Guest Speaker  on Wednesday 25th January was our own, Professor Geoff Rose. Geoff is a professor (retired) with the Monash Institute of Transport Studies located within the Department of Civil Engineering at Monash University in Melbourne, Australia. Geoff ‘s research and teaching activities cover sustainable transport, travel behaviour, advanced technology, and transport policy.
  1. What is micromobility?
  • Originally it was simple to classify road users as pedestrians, cars, trucks, bicycles and motorcycles. They were understood and straightforward (over time) to regulate.
  • In 2001 the Segway came along.
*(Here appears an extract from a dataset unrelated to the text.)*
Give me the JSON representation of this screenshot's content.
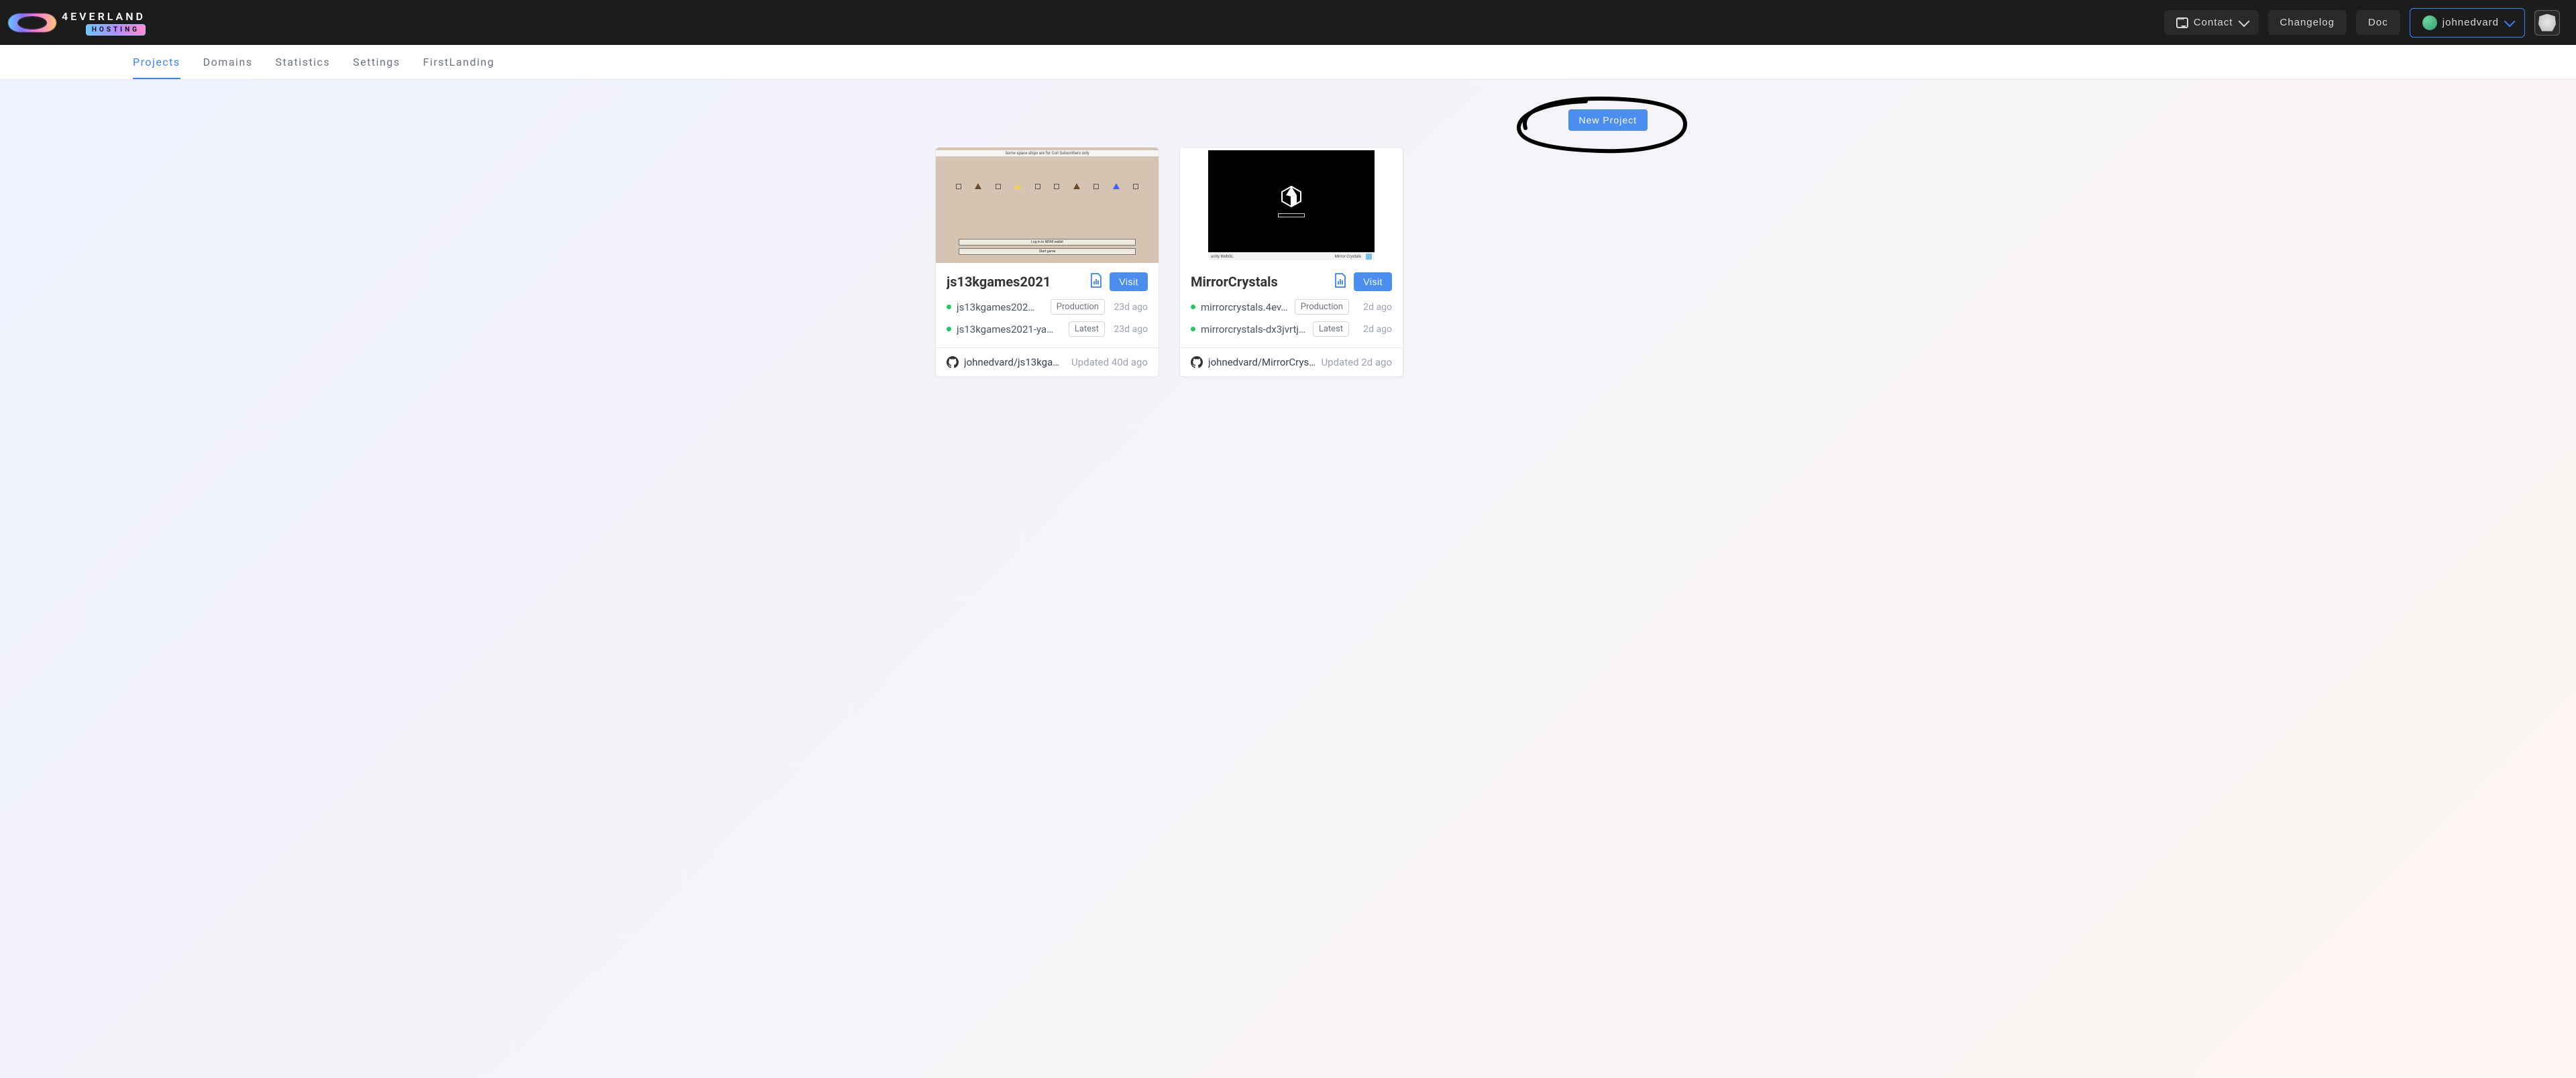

It didn’t fit a category, was hard to regulate, had no performance or safety standards to meet, but price was high so there weren’t many on the road
  • In 2015, the Beijing-based company, Ninebot, took over Segway and is now the largest manufacturer of e scooters in the world and with that came a booming new global industry to disrupt traffic and vehicular management around the world.
  • The challenges included how to classify and then how to regulate the growing variety of new vehicles including e bikes, e scooters (standing and seated), self-balancing boards, powered skates, non-self-balancing boards, etc. In Australia so far we mostly see e bikes and standing e scooters.
  • The term ‘micromobility’ was developed to encompass this range.
  1. The challenge of regulating micromobility
  • The transport niche for e scooters is particularly in disrupting car use of short trips, ie, thos is particularly in disrupting car use of short trips, ie, those of 1-8 km which makes up 60% of all car travel. So, for environmental, space, cost, etc they could be good option, but they have to be regulated somehow.
  • At present every state and territory in Australia has different regulations. Major issue relates to privately owned e scooters which are widely offered for sale. However, in Victoria, only those with less than 200W power and a max speed of 10kph are legal, and can only be used on private land.
  • In Victoria only shared e scooters in the trial council areas can legally be driven on public bike lanes, shared bike paths and local roads (with speed limits < 60kph). It is illegal to drive an e scooter on a footpath. Bike helmets are also required to be worn and only one person is to be aboard, and they must be at least 18 years old. Maximum speehas been extended for another three months.
  • Geoff provided detail on how the shared e scooter program operates and is paid for via a phone app, QR codes on the scooter and an account.
  • The cost of use is approx. $5/day assuming 1.5 hours riding time
  • the app provides a rich source of data for analysis of the impact and value of the shared e scooter scheme.
  1. Insight into usage of shared e-scooter scheme
  • The city of Launceston ran an e scooter trial previously. It is a linear city of 86,000 people where because of limits to public transport, residents are very car-dependent. Fewer than 2% of people use public transport to get to work compared to 11% in Melbourne.
  • Analysis of data gathered there revealed
    • The avg trip distance was 2.3km
    • Avg trip time was 15 minutes
    • Avg speed was 9kph
    • These results are comparable to other e scooter schemes around the world except in cities where there is a much higher density and usage of public transport (eg Washington DC)
    • Scooter use does not follow typical peak hour road transport trends, rather usage tends to build during the day and peak in the evenings especially on weekends
    • While this suggests they may be used mostly for recreational or leisure time use, they also are used most when bus service availability is low or not available at all
  • Data gathered from the current Victorian trial showed than in a 3-month period
    • Avg trip distance was 1.6km
    • Avg trip time was 11.4 mins
    • Avg speed was 11.4kph
    • The scooters did take trips from cars and public transport, but particularly were used in place of walking (66% of trips), perhaps a downside.
  1. The environmental credentials of micromobility
  • Life Cycle Analysis considers environmental impacts including vehicle manufacture, assembly, transport, use phase, operational services and end of life treatment
  • Key factors are:
    • Life expectancy of e-scooter & e-bike
    • % trips which changed from motorised modes (private car, Taxi, Uber etc): about 20 % of shared e-scooters and e-bikes trips in Melbourne would have used a motorised mode
  • International study drew on rider usage patterns from six cities: Berlin, Dusseldorf, Paris, Stockholm, Melbourne and Seattle
  • Net impact is a reduction in CO2e (t) from shared e-scooter and e-bike use
  • Lot of variability among cities studies which reflects usage (Paris has 4 times more km by
  • shared e-scooters and e-bikes than Berlin) as well as the % shift from motorised modes of transport
  • rider behaviour and management of that in the shared e scooter schemes remains an issue
  • regulation and enforcement require further work especially for private scooters
  • footpath riding is likely to remain contentious
  • there is evidence that shared micromobility vehicles is not only suitable for large cities with extensive public transport systems, but is also proving to be very useful in regional towns and cities
  • while it can help reduce emissions it is not a silver bullet